Approval of a Major Site Plan in Apex, North Carolina
The Major site is a large tract of land intended for the development of commercial, industrial and multifamily residential uses. The town of Apex requires that all development projects meet certain standards. Minor and Major site plans are subject to a review process before they can be approved by the council. 메이저사이트
Site plan application
If you are planning a new development, you’ll need to submit a site plan application to the municipality. This process helps ensure that the numerous reviews and recommendations of local, county, state and federal agencies are coordinated in a timely manner. The process also ensures that the requirements of various zoning laws are met.
A complete site plan includes a legal description of the property (including range, township and tax lanes), an area map keyed to the real property tax maps and accurate boundary lines of the property under consideration.
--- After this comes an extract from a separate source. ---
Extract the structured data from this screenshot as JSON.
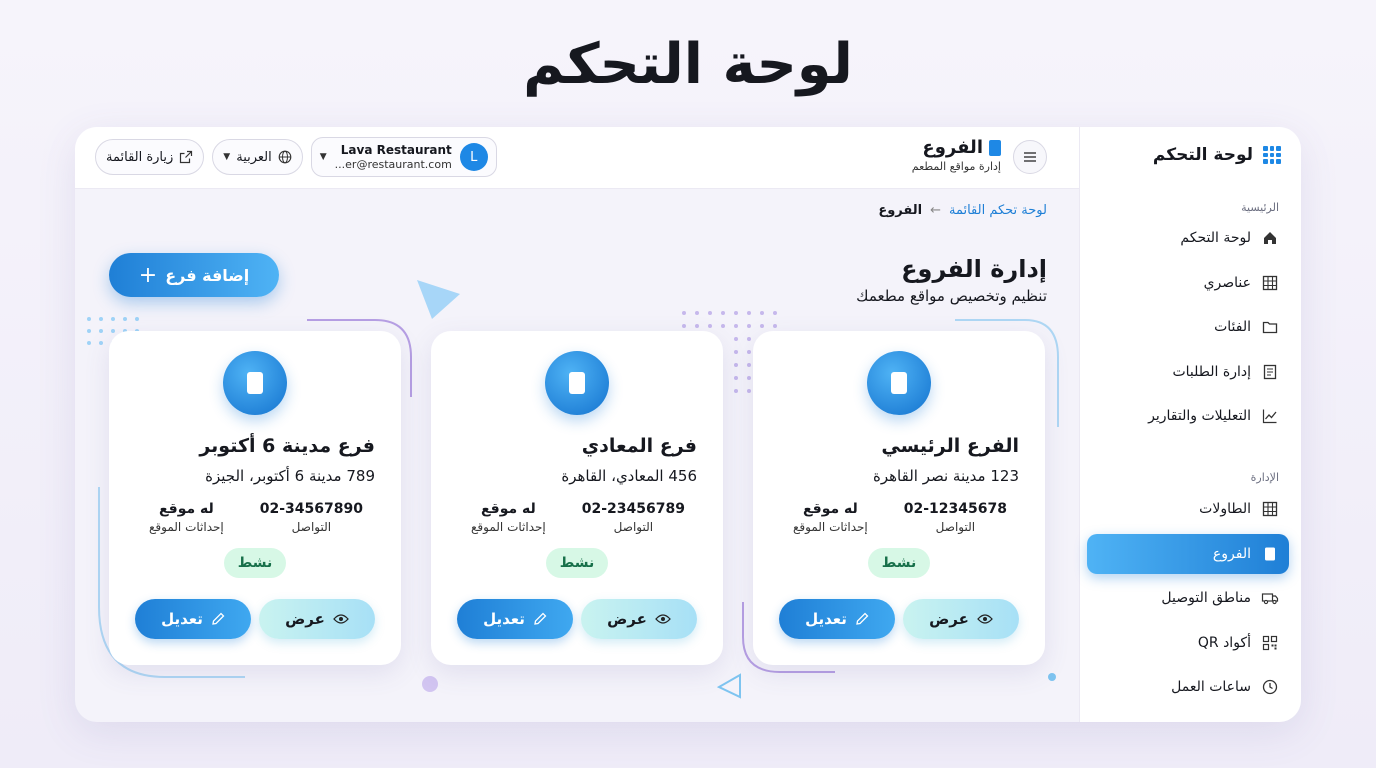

It also shows the locations of existing structures and other facilities on adjacent properties as well as existing watercourses, wetlands and floodplains. The topographic survey of the property should also be included in the site plan, as well as a map that indicates the locations of significant existing trees with a diameter of eight inches or more.
Lastly, the site plan must include a short or full environmental assessment form. A completed application must be accompanied by six full-size sets and four 11”x17” copies of the site plan, as well as the required fees.
Site plan review
Site plan review is the process of evaluating a development proposal for a site. The purpose of the review is to ensure that a proposed nonresidential or multi-family project fits into its neighborhood in a reasonable manner, and is consistent with local planning goals and objectives.
The review process focuses on parking, traffic flow, drainage, roadway construction, utilities, lighting and other related issues. It also assesses the impacts of a project on existing properties, including visual, noise and other effects.
Unlike a special permit, a site plan review cannot be used to deny a use. The Supreme Judicial Court has consistently characterized site plan review as a regulatory procedure, not a denial procedure.
For major projects, the Planning Board holds a presubmission conference to begin the review process. During the conference, a sketch plan of the proposed project is reviewed to understand the ramifications of the proposal. This allows the applicant and Planning Board to work together to ensure that all engineering, design, and construction requirements are met.
Site plan approval
A site plan is a diagram that shows how proposed structures and buildings will relate to what already exists on the property. It must include each structure’s exact dimensions, and be drawn to scale. A licensed surveyor can help you prepare a site plan and ensure that it meets your local building department’s requirements.
In addition, the Planning Board requires a sketch plan conference to initially review the basic design concept and generally determine the applicability of the full site plan review and approval procedure to the intended project. Upon completion of the review, the Planning Board shall stamp and sign the site plan drawing, which will then be forwarded to the Zoning Enforcement Officer and the Building Inspector for consideration of a building permit or certificate of occupancy, respectively.
The time limits for submitting the site plan and applying for a building permit or certificate of occupancy may be extended for one year, with a written request to the Planning Board including a statement of justification for the requested extension.
Site plan amendment
If a developer wishes to make any substantial change in the layout or design of improvements that have been approved by the Central Planning Board, he must file an application for amendment. The applicant must also request a hearing before the Planning Board or Zoning Board of Adjustment.
The application must include a plan, a statement of the proposed use, and a description of the changes that would occur. Applicants should discuss the impact of these changes on traffic, noise levels and other concerns, and quantify those impacts where possible.
The application must also include a location/vicinity map at a scale of one inch equals 1,000 feet with north directional arrow, and a graphic scale of the street and right-of-way names. It must also include a map of the site with building footprints, land uses, fire hydrants and other items that need to be shown. In addition, the application must include an assessor’s parcel map at 8 1/2 inches x 11 inches with the project site outlined.